Destiny 2’s Recent Season Conclusion Shows The Good And Bad Of Living Game Content
One of my favorite things about being a longtime player of Bungie’s Destiny franchise has been observing the studio’s ever-changing approach to content delivery and narrative. I consider the studio’s work to be at the forefront of living narrative delivery, helping to shape how the industry thinks about ongoing world-building and storytelling. They’re certainly not the only studio exploring innovative ideas in that space. Developers are chasing ways to keep players engaged with a changing game world from Fortnite to World of Warcraft to even games like Animal Crossing: New Horizons.
I’ve particularly enjoyed the narrative beats of Destiny 2’s latest arc, the Season of the Lost. The return of two queens – Mara Sov and Savathûn – as central characters feels momentous and exciting. And the Astral Alignment activity was simultaneously fun and characterized by a compelling story wrapper: building a bridge that would eventually result in a chance to break Savathûn free of her prison and hopefully retrieve the long-lost Osiris.
This week, the new Exorcism mission brought a close to the overarching Season of the Lost storyline, and set the stage for the big Witch Queen expansion. As an event structure, it totally hits the mark for what I’d like to see from living games like Destiny. Here we had a significant story beat wrapped in a custom mission. Like the Astral Alignment activity that preceded it, it was matchmade, so it could be enjoyed by solo players and friend groups alike. The mission itself was exciting and action-packed but not so tricky that a broad spectrum of player skills couldn’t surpass it. And, perhaps most importantly, it offered a thrilling onramp to the next piece of content on the way in The Witch Queen expansion. We had an electrifying chase across a bridge, a desperate stand to defend the queen, and a literal exorcism – fun stuff. Like a post-credits sequence in a big comic book movie, the concluding moments of the connected cinematic cutscene feed into excitement about what comes next.
In all those ways, it’s a model for what I’d like to see from ongoing living game worlds. A growing and dynamic fiction make a game world feel like a real place, and I’m more immersed in that fiction if I feel like I’m playing a pivotal role in the big moments that shape its future. I’d much rather have cinematic moments accompanied by novel gameplay experiences, as this Exorcism mission turned out to be.
At the same time, anyone who played the event when it launched last week can tell you that not everything went off without a hitch.
Perhaps the biggest offender was one of those mistakes that developers must dread. The final crucial narrative cutscene that wraps up not just the mission but the entire season, turned out to be skippable. And skippable by any member of the current matchmade fireteam. As I excitedly sat to see the story’s conclusion last Tuesday, I was suddenly ejected back to orbit, the story beat incomplete. My recourse was to watch a streamer’s recording of the event on YouTube. Presumably, it was a regretful thing that was overlooked in the final hours of what I’m sure was a challenging rollout of content. But, any way you cut it, it blunted the thrust of the narrative.

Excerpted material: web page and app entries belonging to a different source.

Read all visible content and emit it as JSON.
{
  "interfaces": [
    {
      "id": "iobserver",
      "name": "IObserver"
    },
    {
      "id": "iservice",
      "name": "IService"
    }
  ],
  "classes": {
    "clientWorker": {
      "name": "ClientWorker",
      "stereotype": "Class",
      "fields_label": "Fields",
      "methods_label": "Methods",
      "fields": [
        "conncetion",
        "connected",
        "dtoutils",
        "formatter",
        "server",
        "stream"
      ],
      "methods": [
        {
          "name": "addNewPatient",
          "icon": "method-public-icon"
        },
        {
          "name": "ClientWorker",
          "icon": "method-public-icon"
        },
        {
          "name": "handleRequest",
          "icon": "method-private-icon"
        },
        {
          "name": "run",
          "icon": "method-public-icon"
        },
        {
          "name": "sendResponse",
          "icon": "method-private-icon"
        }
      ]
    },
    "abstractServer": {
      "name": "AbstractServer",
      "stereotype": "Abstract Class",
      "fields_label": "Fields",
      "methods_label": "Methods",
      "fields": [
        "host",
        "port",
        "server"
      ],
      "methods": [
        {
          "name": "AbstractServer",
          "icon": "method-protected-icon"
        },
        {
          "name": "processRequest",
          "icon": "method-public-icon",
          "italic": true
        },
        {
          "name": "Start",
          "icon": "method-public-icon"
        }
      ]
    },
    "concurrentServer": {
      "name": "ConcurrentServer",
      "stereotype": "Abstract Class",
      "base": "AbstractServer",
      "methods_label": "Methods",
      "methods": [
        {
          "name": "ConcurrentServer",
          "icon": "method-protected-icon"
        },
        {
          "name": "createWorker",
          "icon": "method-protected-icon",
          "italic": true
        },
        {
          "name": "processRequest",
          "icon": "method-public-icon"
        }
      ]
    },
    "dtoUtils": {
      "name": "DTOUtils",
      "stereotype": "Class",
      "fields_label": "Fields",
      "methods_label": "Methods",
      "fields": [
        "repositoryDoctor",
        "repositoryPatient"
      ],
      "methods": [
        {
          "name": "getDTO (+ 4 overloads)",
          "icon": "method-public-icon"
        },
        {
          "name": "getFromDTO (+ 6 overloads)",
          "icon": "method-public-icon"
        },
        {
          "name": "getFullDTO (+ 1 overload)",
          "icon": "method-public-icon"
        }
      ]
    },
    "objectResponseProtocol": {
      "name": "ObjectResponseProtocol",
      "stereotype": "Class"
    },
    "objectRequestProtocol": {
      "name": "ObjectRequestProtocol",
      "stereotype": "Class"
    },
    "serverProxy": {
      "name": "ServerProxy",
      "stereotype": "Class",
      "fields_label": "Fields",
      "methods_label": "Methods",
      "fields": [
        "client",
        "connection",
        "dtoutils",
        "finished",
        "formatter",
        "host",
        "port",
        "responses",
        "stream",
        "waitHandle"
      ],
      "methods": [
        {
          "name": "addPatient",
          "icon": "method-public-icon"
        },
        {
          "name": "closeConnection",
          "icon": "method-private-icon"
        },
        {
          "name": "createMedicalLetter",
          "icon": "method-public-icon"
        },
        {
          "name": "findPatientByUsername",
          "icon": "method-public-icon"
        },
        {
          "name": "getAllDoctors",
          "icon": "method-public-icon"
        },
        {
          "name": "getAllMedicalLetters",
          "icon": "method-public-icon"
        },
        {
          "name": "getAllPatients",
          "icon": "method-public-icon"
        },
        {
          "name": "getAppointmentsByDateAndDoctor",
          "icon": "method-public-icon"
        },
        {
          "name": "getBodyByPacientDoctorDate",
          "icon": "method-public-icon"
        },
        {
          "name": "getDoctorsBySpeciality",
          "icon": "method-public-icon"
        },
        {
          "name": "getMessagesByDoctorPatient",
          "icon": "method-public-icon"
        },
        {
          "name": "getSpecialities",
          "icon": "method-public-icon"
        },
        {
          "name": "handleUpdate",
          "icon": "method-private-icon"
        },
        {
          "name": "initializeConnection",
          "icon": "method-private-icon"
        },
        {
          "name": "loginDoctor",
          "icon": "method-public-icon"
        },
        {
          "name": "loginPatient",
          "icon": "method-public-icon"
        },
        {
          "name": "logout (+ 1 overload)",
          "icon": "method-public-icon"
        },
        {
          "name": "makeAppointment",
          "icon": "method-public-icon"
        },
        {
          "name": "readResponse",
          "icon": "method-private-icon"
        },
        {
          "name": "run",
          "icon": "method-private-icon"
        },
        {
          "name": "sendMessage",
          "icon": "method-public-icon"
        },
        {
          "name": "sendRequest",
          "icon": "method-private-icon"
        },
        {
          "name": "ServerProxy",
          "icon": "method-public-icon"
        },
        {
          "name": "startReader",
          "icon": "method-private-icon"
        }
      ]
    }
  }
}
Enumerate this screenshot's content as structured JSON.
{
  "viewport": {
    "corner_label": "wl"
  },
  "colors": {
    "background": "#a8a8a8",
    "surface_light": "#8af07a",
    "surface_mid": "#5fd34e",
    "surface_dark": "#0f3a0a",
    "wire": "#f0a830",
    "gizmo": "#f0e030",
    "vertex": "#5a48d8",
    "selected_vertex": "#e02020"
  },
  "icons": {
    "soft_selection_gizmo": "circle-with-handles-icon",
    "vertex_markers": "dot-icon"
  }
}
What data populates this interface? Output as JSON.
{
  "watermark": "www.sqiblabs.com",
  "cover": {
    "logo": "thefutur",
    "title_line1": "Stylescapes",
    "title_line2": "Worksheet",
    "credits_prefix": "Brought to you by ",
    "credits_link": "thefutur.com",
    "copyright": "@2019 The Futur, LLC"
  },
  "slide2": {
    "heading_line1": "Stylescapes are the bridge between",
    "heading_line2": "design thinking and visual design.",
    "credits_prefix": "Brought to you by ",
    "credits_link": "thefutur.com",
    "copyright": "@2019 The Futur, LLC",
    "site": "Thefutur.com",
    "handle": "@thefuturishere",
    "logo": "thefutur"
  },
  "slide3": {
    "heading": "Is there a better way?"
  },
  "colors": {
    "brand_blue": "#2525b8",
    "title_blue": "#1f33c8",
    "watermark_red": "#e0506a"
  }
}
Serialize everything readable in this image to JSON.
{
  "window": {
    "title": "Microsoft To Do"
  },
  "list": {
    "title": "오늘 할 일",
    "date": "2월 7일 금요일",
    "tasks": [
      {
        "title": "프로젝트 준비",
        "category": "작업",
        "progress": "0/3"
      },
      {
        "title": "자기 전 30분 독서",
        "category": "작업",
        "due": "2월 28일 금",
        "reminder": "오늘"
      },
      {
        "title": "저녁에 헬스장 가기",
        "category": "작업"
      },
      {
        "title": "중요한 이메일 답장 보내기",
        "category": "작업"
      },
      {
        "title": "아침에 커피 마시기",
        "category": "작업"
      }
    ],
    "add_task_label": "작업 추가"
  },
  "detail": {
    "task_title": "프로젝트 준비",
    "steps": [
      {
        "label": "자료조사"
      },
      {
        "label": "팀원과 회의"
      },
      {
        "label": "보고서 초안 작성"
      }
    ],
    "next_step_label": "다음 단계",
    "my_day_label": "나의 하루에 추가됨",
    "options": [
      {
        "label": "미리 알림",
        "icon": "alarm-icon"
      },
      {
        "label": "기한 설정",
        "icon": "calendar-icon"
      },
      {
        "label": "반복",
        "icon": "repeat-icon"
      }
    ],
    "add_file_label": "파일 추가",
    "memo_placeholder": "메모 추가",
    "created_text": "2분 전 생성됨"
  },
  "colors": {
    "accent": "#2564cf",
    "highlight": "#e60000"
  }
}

Another issue was more about timing. The Exorcism mission arrived literally months after concluding the rest of the season’s story for enthusiastic players of the seasonal content. It would be like reading an entire book in August and September, only to be asked to wait to read the final chapter in February. While I respect the desire to have a big moment right before the launch of a new expansion, the flow of the narrative was too broken up in this instance, further hampering my enjoyment.
Finally, I struggle with Bungie’s decision to make Exorcism such a short-term event. Unless Bungie surprises me by leaving the event in place when The Witch Queen launches (which seems very unlikely), it seems like this major story beat will only be available for one week of real-world time. I was fortunate that I was free this week to play, but what of my friend who is on vacation right now? Or the player who isn’t watching every moment of Destiny online chatter each week and simply misses that this is happening? I understand the desire to create a living world where players feel that they were present in a particular moment, so they have that special memory. But a single week, with little fanfare ahead of time about the nature of what was going to be on offer, feels like an especially egregious instance of fear-of-missing-out driving engagement. And that’s one thing I don’t want to see Bungie, or other studios, embrace as a model for living and ongoing games.
As it is, Destiny 2, in more general terms, has been on a solid roll with its narrative rollout in the past year. I dig the sense of momentum and dramatic weight we’ve seen from recent character beats and storylines. And I love that Bungie has embraced the depth and sci-fi sophistication of its broader lore in its narrative – the game is far better with increased complexity in its themes and heady concepts. The Exorcism mission is very close to what I want from a piece of bridge content that connects one season to the next, even if there were some big issues along the way.
Regardless of those problems, I’m gripped with excitement about what comes next in this big multi-year unfolding story. And we’re about to have a substantial injection of that story as The Witch Queen arrives tomorrow.